Exercise goal: Show, from the records below, all lines that contain the word "logo".

Dataset content:
[Start of Attachment]

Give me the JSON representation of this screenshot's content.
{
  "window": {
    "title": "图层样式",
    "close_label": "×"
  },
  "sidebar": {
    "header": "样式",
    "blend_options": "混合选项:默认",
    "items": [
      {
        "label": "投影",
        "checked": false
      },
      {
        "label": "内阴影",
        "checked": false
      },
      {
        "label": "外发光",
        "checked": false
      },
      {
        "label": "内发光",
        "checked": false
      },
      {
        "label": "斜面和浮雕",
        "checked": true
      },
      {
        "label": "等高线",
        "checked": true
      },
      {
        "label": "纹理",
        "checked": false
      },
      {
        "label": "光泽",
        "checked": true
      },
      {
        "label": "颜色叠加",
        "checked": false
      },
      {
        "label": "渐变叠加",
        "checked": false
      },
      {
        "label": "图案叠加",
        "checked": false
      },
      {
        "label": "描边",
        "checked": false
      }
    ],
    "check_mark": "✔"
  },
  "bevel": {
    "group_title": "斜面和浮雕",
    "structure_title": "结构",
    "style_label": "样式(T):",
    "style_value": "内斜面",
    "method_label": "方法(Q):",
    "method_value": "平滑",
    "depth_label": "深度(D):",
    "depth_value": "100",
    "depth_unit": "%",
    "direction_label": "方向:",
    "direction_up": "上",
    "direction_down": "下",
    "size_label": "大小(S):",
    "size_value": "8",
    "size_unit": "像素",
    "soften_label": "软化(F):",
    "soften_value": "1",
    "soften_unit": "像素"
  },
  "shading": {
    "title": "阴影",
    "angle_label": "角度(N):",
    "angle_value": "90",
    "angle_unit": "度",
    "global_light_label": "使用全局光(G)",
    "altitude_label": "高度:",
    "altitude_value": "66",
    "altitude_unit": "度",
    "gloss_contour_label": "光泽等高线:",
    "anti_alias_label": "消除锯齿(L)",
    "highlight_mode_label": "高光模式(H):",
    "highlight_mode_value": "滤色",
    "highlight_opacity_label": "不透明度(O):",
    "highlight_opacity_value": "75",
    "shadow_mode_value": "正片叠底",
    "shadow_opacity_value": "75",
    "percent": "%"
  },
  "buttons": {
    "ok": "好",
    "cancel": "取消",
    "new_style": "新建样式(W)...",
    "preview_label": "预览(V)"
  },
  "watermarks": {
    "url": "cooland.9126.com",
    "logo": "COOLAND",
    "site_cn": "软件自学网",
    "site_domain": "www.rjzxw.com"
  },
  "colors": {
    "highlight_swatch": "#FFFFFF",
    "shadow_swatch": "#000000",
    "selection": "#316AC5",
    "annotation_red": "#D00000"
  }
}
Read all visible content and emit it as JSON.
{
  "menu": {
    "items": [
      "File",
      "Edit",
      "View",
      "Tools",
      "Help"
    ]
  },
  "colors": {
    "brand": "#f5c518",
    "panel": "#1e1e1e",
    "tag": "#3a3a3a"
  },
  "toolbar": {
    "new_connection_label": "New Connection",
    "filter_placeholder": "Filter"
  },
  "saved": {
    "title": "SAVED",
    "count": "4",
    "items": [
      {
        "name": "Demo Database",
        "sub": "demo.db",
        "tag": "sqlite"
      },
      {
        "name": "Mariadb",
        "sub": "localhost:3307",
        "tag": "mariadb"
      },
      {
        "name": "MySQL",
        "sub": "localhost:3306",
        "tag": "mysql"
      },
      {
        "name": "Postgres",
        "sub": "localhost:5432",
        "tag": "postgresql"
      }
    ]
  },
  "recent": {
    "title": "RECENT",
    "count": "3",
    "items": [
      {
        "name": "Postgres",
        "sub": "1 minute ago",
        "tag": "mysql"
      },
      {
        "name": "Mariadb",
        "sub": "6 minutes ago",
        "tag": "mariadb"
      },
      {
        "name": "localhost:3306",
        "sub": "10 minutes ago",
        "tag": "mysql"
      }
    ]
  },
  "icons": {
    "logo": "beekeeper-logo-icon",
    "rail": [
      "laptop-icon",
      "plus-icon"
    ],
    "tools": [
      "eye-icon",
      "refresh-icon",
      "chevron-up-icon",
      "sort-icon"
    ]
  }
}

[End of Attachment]

Response area:
    "logo": "COOLAND",
    "logo": "beekeeper-logo-icon",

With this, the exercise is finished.